After the affair
An affair is a deep violation of the security that an exclusive, monogamous relationship provides.
The discovery of an affair is one of the most devastating experiences in a relationship. The hurt, the betrayal of trust, the fear that it could happen again and the self-doubt (was I not good enough?) are common and overwhelming feelings for the betrayed partner. On the other hand, the partner who cheated is also hurting, feeling guilty and ashamed and worrying that the partner will leave.
This usually leads to an emotional roller coaster between hope for recovery and fear of separation, between love and hate, and between times of attempts to reconnect and times of intense anger and arguments. How both partners deal with the aftermath determines the health of the relationship from then on.
What happens to couples after the discovery?
About two thirds of couples stay together after an infidelity. However, about half of those who decide to stay together never fully recover and a deep hurt remains. This hurt is often expressed in the form of anger and criticism by the injured partner and made worse by excuses, defensiveness and withdrawal by the partner who cheated.
However, the other half tends to take a good look at what went wrong. The partner who cheated is able to be honest, open and takes responsibility for their actions. They are also able to empathize with the hurt that they caused their partner, make amends and learn from their mistakes.
After some time of soul searching, these couples are able to create a relationship that is stronger than it was before. These are usually couples who seek the help of a relationship counsellor. Recovery after an affair is possible.
Why do people have affairs?
The reasons for an affair vary from person to person. In general, research shows that women are more likely to have an emotional affair when there are dissatisfied in their relationship. In comparison, men are often happy in their relationship, but are more commonly motivated by the opportunity, the thrill and a potential ego boost.
Strategies to get past the affair:
The affair must end. The partner having the affair must break all contact. Ideally, both partners phone the third person and together tell them that the affair is over.
The cheated partner must have the opportunity to express their hurt feelings (these might include shock, hurt, anger, sadness, betrayal, loss of security, embarrassment, self-blame and more). It is important for the partner who had the affair to listen, accept and validate feelings of the other one.
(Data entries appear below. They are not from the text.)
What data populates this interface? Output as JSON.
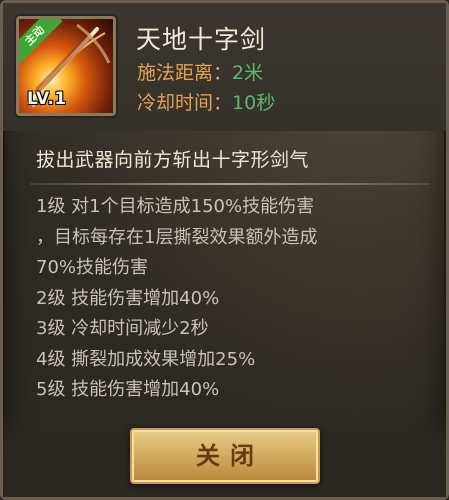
{
  "skill": {
    "name": "天地十字剑",
    "active_tag": "主动",
    "level": "LV.1",
    "icon": "sword-slash-icon",
    "range_label": "施法距离：",
    "range_value": "2米",
    "cooldown_label": "冷却时间：",
    "cooldown_value": "10秒",
    "description": "拔出武器向前方斩出十字形剑气"
  },
  "effects": [
    "1级 对1个目标造成150%技能伤害",
    "，目标每存在1层撕裂效果额外造成",
    "70%技能伤害",
    "2级 技能伤害增加40%",
    "3级 冷却时间减少2秒",
    "4级 撕裂加成效果增加25%",
    "5级 技能伤害增加40%"
  ],
  "buttons": {
    "close_label": "关闭"
  },
  "colors": {
    "label": "#e6a253",
    "value": "#5fb86a",
    "title": "#f3ead8",
    "button": "#d4ae62"
  }
}
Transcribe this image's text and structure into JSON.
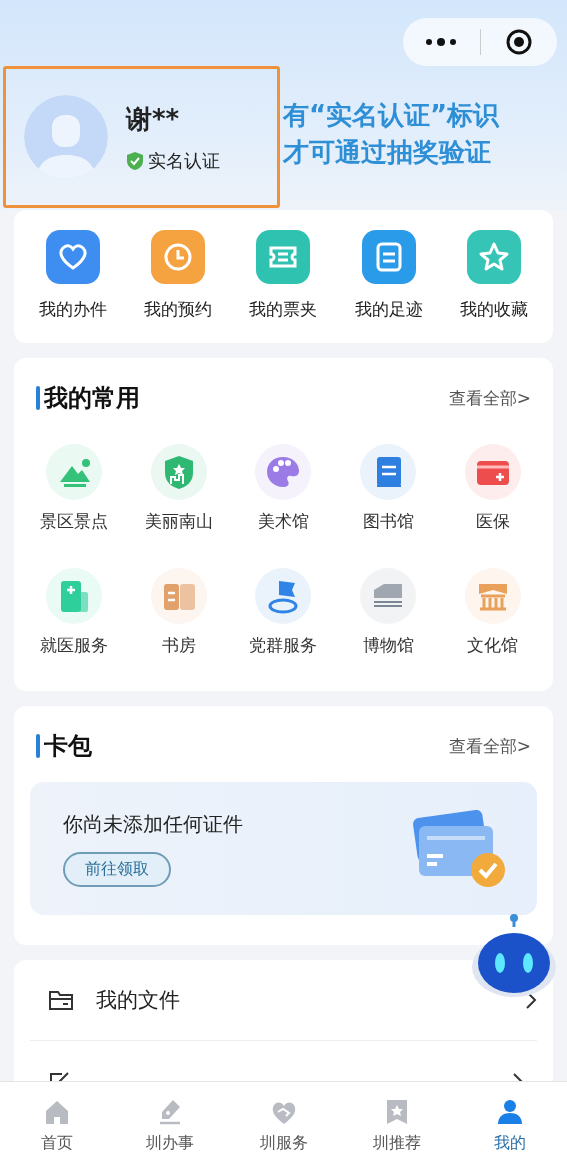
{
  "profile": {
    "name": "谢**",
    "verified": true,
    "badge": "实名认证"
  },
  "annotation": [
    "有“实名认证”标识",
    "才可通过抽奖验证"
  ],
  "quick_actions": [
    {
      "label": "我的办件",
      "color": "#3d8ef0"
    },
    {
      "label": "我的预约",
      "color": "#f5a241"
    },
    {
      "label": "我的票夹",
      "color": "#2fc2b0"
    },
    {
      "label": "我的足迹",
      "color": "#2a9be8"
    },
    {
      "label": "我的收藏",
      "color": "#35c4b5"
    }
  ],
  "common": {
    "title": "我的常用",
    "more": "查看全部>",
    "items": [
      {
        "label": "景区景点"
      },
      {
        "label": "美丽南山"
      },
      {
        "label": "美术馆"
      },
      {
        "label": "图书馆"
      },
      {
        "label": "医保"
      },
      {
        "label": "就医服务"
      },
      {
        "label": "书房"
      },
      {
        "label": "党群服务"
      },
      {
        "label": "博物馆"
      },
      {
        "label": "文化馆"
      }
    ]
  },
  "wallet": {
    "title": "卡包",
    "more": "查看全部>",
    "empty_text": "你尚未添加任何证件",
    "button": "前往领取"
  },
  "menu": [
    {
      "label": "我的文件"
    }
  ],
  "tabs": [
    {
      "label": "首页",
      "selected": false
    },
    {
      "label": "圳办事",
      "selected": false
    },
    {
      "label": "圳服务",
      "selected": false
    },
    {
      "label": "圳推荐",
      "selected": false
    },
    {
      "label": "我的",
      "selected": true
    }
  ]
}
Additionally, they also should provide a commitment and reassurance that he or she wants and values this relationship – exclusively.
The partner who had the affair must take responsibility. This helps to rebuild the trust by being transparent and accountable. On the one hand, it means to not allow guilt and shame to deny, minimize, blame or be defensive. On the other hand, it means to be willing to have phone and emails open to share with their partner. As a result, this may also dis-confirm the fears and suspicions of the betrayed partner until enough trust has been rebuilt.
Finding answers. This is mainly for the partner who cheated to explore why they crossed boundaries and then learn from it. However, sometimes vulnerabilities in the relationship provide a breeding ground for affairs. Therefore, both partners need to explore why this affair has happened so that it doesn’t reoccur again.
Forgiveness is the ultimate goal in order to repair the relationship. It might take months, or even years for this to occur and it is a process, not a one-off event. Therefore, the partner having had the affair needs to be patient, humble, empathetic and take full responsibility for the hurt the partner has been put through. Only then is it possible for the other partner to be able to forgive fully. However, forgiveness is a risk and also requires hard work from the betrayed partner to take responsibility for managing their own hurt feelings.
Assessing and repairing the relationship. This involves addressing vulnerabilities and working on underlying problems in order to restore and grow a healthy relationship, that might be stronger than it was before the affair.
Very few couples manage this process on their own. Almost all couples need help from a counsellor who is experienced dealing with infidelities in order to successfully complete these steps.